### TASK GOAL:
All of these records need to be duplicated exactly.

(Data records for software interfaces)
*** Block opens ***

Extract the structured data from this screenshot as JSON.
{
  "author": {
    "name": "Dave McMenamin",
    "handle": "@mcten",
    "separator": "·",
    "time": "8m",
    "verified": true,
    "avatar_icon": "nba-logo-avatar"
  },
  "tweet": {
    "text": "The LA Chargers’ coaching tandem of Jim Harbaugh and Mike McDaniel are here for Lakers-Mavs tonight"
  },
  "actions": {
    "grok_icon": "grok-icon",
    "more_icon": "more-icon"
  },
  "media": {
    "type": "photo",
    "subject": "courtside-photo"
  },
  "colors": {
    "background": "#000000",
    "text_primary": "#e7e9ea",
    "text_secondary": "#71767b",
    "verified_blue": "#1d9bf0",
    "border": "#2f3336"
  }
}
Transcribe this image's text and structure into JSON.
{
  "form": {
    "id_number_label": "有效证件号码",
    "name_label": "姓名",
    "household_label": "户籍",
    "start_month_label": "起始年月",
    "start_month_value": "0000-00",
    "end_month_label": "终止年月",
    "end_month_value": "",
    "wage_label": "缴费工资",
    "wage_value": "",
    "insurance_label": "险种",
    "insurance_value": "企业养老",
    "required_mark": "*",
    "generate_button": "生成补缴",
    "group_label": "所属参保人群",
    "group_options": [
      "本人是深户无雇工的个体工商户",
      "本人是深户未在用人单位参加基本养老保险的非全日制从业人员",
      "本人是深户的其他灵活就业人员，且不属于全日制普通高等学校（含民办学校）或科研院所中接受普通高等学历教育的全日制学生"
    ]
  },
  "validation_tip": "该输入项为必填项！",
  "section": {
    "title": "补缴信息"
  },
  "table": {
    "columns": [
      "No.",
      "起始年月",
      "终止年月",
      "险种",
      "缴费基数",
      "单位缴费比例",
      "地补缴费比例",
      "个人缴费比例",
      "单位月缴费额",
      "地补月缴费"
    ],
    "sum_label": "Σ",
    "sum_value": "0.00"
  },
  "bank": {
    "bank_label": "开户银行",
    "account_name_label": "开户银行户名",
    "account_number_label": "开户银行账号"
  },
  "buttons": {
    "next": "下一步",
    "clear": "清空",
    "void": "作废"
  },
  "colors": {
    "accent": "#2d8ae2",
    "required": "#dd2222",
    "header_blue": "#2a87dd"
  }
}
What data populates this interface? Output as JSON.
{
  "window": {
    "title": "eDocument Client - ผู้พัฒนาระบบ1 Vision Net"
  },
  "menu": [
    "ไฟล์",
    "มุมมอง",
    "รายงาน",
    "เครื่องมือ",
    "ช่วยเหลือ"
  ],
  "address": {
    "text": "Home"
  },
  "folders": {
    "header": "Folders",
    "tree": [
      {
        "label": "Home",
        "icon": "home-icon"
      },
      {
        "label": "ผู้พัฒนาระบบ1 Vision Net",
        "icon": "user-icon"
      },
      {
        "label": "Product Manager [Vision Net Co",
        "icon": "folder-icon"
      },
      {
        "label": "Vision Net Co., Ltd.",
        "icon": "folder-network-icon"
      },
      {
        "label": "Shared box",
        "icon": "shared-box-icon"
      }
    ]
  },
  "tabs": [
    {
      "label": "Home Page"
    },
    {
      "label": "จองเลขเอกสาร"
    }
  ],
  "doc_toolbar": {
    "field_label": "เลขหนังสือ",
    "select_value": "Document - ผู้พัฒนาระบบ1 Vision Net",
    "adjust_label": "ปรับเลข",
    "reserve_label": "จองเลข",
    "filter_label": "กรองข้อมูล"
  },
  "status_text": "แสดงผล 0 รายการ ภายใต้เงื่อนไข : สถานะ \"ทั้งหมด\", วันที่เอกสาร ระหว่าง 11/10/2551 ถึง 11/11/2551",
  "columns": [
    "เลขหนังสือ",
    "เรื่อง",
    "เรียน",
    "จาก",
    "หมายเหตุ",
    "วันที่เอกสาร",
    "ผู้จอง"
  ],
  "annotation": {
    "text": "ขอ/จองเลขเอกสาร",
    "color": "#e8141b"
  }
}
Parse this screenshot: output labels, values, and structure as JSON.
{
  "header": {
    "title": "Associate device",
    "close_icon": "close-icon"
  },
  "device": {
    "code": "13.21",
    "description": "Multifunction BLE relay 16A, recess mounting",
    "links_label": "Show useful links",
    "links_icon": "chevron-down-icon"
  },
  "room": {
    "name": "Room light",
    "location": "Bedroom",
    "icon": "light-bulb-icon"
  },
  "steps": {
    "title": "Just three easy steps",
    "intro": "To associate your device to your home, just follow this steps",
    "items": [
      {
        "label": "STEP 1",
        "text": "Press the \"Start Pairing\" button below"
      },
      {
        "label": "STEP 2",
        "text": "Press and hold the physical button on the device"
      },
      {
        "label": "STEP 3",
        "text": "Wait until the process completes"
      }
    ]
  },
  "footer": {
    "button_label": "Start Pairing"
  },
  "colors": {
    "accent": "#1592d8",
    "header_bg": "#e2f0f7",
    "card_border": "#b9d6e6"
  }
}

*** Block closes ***

### THE ANSWER:
Extract the structured data from this screenshot as JSON.
{
  "author": {
    "name": "Dave McMenamin",
    "handle": "@mcten",
    "separator": "·",
    "time": "8m",
    "verified": true,
    "avatar_icon": "nba-logo-avatar"
  },
  "tweet": {
    "text": "The LA Chargers’ coaching tandem of Jim Harbaugh and Mike McDaniel are here for Lakers-Mavs tonight"
  },
  "actions": {
    "grok_icon": "grok-icon",
    "more_icon": "more-icon"
  },
  "media": {
    "type": "photo",
    "subject": "courtside-photo"
  },
  "colors": {
    "background": "#000000",
    "text_primary": "#e7e9ea",
    "text_secondary": "#71767b",
    "verified_blue": "#1d9bf0",
    "border": "#2f3336"
  }
}
Transcribe this image's text and structure into JSON.
{
  "form": {
    "id_number_label": "有效证件号码",
    "name_label": "姓名",
    "household_label": "户籍",
    "start_month_label": "起始年月",
    "start_month_value": "0000-00",
    "end_month_label": "终止年月",
    "end_month_value": "",
    "wage_label": "缴费工资",
    "wage_value": "",
    "insurance_label": "险种",
    "insurance_value": "企业养老",
    "required_mark": "*",
    "generate_button": "生成补缴",
    "group_label": "所属参保人群",
    "group_options": [
      "本人是深户无雇工的个体工商户",
      "本人是深户未在用人单位参加基本养老保险的非全日制从业人员",
      "本人是深户的其他灵活就业人员，且不属于全日制普通高等学校（含民办学校）或科研院所中接受普通高等学历教育的全日制学生"
    ]
  },
  "validation_tip": "该输入项为必填项！",
  "section": {
    "title": "补缴信息"
  },
  "table": {
    "columns": [
      "No.",
      "起始年月",
      "终止年月",
      "险种",
      "缴费基数",
      "单位缴费比例",
      "地补缴费比例",
      "个人缴费比例",
      "单位月缴费额",
      "地补月缴费"
    ],
    "sum_label": "Σ",
    "sum_value": "0.00"
  },
  "bank": {
    "bank_label": "开户银行",
    "account_name_label": "开户银行户名",
    "account_number_label": "开户银行账号"
  },
  "buttons": {
    "next": "下一步",
    "clear": "清空",
    "void": "作废"
  },
  "colors": {
    "accent": "#2d8ae2",
    "required": "#dd2222",
    "header_blue": "#2a87dd"
  }
}
What data populates this interface? Output as JSON.
{
  "window": {
    "title": "eDocument Client - ผู้พัฒนาระบบ1 Vision Net"
  },
  "menu": [
    "ไฟล์",
    "มุมมอง",
    "รายงาน",
    "เครื่องมือ",
    "ช่วยเหลือ"
  ],
  "address": {
    "text": "Home"
  },
  "folders": {
    "header": "Folders",
    "tree": [
      {
        "label": "Home",
        "icon": "home-icon"
      },
      {
        "label": "ผู้พัฒนาระบบ1 Vision Net",
        "icon": "user-icon"
      },
      {
        "label": "Product Manager [Vision Net Co",
        "icon": "folder-icon"
      },
      {
        "label": "Vision Net Co., Ltd.",
        "icon": "folder-network-icon"
      },
      {
        "label": "Shared box",
        "icon": "shared-box-icon"
      }
    ]
  },
  "tabs": [
    {
      "label": "Home Page"
    },
    {
      "label": "จองเลขเอกสาร"
    }
  ],
  "doc_toolbar": {
    "field_label": "เลขหนังสือ",
    "select_value": "Document - ผู้พัฒนาระบบ1 Vision Net",
    "adjust_label": "ปรับเลข",
    "reserve_label": "จองเลข",
    "filter_label": "กรองข้อมูล"
  },
  "status_text": "แสดงผล 0 รายการ ภายใต้เงื่อนไข : สถานะ \"ทั้งหมด\", วันที่เอกสาร ระหว่าง 11/10/2551 ถึง 11/11/2551",
  "columns": [
    "เลขหนังสือ",
    "เรื่อง",
    "เรียน",
    "จาก",
    "หมายเหตุ",
    "วันที่เอกสาร",
    "ผู้จอง"
  ],
  "annotation": {
    "text": "ขอ/จองเลขเอกสาร",
    "color": "#e8141b"
  }
}
Parse this screenshot: output labels, values, and structure as JSON.
{
  "header": {
    "title": "Associate device",
    "close_icon": "close-icon"
  },
  "device": {
    "code": "13.21",
    "description": "Multifunction BLE relay 16A, recess mounting",
    "links_label": "Show useful links",
    "links_icon": "chevron-down-icon"
  },
  "room": {
    "name": "Room light",
    "location": "Bedroom",
    "icon": "light-bulb-icon"
  },
  "steps": {
    "title": "Just three easy steps",
    "intro": "To associate your device to your home, just follow this steps",
    "items": [
      {
        "label": "STEP 1",
        "text": "Press the \"Start Pairing\" button below"
      },
      {
        "label": "STEP 2",
        "text": "Press and hold the physical button on the device"
      },
      {
        "label": "STEP 3",
        "text": "Wait until the process completes"
      }
    ]
  },
  "footer": {
    "button_label": "Start Pairing"
  },
  "colors": {
    "accent": "#1592d8",
    "header_bg": "#e2f0f7",
    "card_border": "#b9d6e6"
  }
}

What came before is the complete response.